How to invest in passive income real estate
The great thing about real estate investment opportunities—particularly for those who have gotten a better handle on the process and have a few investments under their belt—is that they can open doors to everything from paying off debts to funding your children’s college funds to building a savings account.
For investors who play their cards right, they can create steady revenue from rental income simultaneously while making improvements to the property and building equity. However, the word ‘passive’ can feel misleading for those unfamiliar with the process. While the implication is that little work is involved with passive income properties, the opposite is true. Whether an investor scoops up a single-family fix-and-hold property that they manage themselves, or they pick up a multiplex for which they need to screen tenants or hire a property manager, there is always ongoing involvement to ensure the property is running like a well-oiled machine.
The more well-versed you are with a particular market you’re exploring and the better you understand that market’s demographics, the better the likelihood of creating a successful rental property bound to thrive. In the research phase, it’s critical to identify property listings that promise good cash flow, and once you move past the research phase to the execution stage, you will need to have a strong strategy in place in regards to managing tenants, finances, required paperwork, and a plan for the property itself.
With planning and research, you will be on the path to establishing passive income long term.
Top 4 ways to create passive income with fix-and-holds
Single-family units: The simplest start for a novice investor is to start small before jumping into the deep end of multiplex properties. Single-family properties can be purchased and rented to just one tenant, making property management (and tenant screening, as well as retention) relatively easy and far less tedious. Because of the nature of single-family units, tenants take more psychological ownership over the home, often leading to better caretaking of the property. The downside? A vacant unit means zero income, therefore the space must always be occupied to ensure you’re collecting money from it.
Duplexes, triplexes, and more: For investors who are ready to tackle something bigger than a single-family homes, two to four unit properties offer similar benefits while presenting lower requirements for intensive management when compared to apartment complexes (coming up next on the list). While a little more challenging to manage than a single-family unit, they provide a better cash flow perspective.

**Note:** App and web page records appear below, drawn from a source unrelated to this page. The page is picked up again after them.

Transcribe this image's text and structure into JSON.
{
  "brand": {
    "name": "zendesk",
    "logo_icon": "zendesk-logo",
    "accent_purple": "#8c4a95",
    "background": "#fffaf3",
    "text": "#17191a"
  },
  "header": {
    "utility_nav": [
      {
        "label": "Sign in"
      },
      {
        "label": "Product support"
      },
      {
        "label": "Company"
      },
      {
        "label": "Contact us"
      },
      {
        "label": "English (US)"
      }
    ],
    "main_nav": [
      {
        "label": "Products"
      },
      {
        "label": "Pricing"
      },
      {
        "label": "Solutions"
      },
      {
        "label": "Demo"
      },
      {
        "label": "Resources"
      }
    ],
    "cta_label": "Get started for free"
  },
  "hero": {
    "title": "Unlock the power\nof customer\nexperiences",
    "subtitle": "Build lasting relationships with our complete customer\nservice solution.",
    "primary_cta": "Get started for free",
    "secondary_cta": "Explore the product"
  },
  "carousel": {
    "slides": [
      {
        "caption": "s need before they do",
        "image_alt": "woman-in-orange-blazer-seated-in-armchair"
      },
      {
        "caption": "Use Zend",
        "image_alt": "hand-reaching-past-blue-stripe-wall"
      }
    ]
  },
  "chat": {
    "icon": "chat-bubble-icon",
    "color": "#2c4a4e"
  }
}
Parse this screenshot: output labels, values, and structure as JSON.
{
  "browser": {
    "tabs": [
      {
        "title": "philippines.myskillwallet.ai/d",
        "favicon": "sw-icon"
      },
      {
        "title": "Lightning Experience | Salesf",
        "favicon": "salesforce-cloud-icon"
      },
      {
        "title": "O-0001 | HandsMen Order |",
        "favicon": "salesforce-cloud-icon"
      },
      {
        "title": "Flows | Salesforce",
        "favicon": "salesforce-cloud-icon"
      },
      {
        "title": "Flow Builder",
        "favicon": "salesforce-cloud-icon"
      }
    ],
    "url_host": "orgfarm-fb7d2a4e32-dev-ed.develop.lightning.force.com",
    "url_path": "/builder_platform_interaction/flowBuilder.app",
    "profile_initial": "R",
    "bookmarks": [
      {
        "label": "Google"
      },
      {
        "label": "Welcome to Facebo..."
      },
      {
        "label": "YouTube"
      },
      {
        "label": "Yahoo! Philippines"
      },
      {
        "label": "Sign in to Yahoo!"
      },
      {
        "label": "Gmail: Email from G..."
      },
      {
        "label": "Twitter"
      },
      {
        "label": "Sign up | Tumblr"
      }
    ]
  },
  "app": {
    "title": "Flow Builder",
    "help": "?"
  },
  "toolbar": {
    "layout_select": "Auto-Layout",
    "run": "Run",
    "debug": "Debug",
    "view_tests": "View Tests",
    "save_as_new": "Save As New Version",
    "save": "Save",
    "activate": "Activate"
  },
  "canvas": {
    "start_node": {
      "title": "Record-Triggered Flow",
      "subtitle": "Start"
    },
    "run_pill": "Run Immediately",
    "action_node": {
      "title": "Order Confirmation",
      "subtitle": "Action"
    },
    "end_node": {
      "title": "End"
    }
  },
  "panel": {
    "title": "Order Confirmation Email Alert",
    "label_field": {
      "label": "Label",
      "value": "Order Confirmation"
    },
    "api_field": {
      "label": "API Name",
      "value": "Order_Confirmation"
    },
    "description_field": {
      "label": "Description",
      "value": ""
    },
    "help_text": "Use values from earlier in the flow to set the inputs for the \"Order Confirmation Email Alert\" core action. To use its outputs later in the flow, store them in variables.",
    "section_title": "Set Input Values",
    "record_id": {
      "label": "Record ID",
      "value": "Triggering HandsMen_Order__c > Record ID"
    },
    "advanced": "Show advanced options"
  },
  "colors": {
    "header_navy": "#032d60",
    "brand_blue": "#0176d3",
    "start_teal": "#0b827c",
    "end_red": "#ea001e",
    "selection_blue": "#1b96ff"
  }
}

Apartment complexes: Apartments usually refer to properties that have at least five units and can be the most challenging of the three residential options an investor can take on. Investors can opt for commercial loans rather than residential loans and enjoy economies of scale. However, with a larger property comes greater responsibility and intensive management. If you are looking to create passive income with an apartment complex, it’s highly likely that you’ll need a property manager to take on the day-to-day chores and handle tenant requests.
Vacation Rentals: Short-term rentals, or vacation rentals, have blown up in popularity with the rise of rental sites like Airbnb or Vrbo. In markets that have a significant transient population and popular tourist attractions, or places that have ideal weather for vacationers to visit much of the year, it might make sense to transform a property into a short-term rental. Investors who take this road can make good money as they tend to charge more per night, however, there are a lot of logistical details they are responsible for on a weekly and monthly basis, including housekeeping services, ongoing scheduling and cancelations, and the fear of facing a slow season.
Doing the heavy lifting from the beginning—researching, planning, and executing—can alleviate some stresses down the road and ensure a successful rental property for years to come. If you are ready to explore your passive income options through an investment opportunity, contact us today.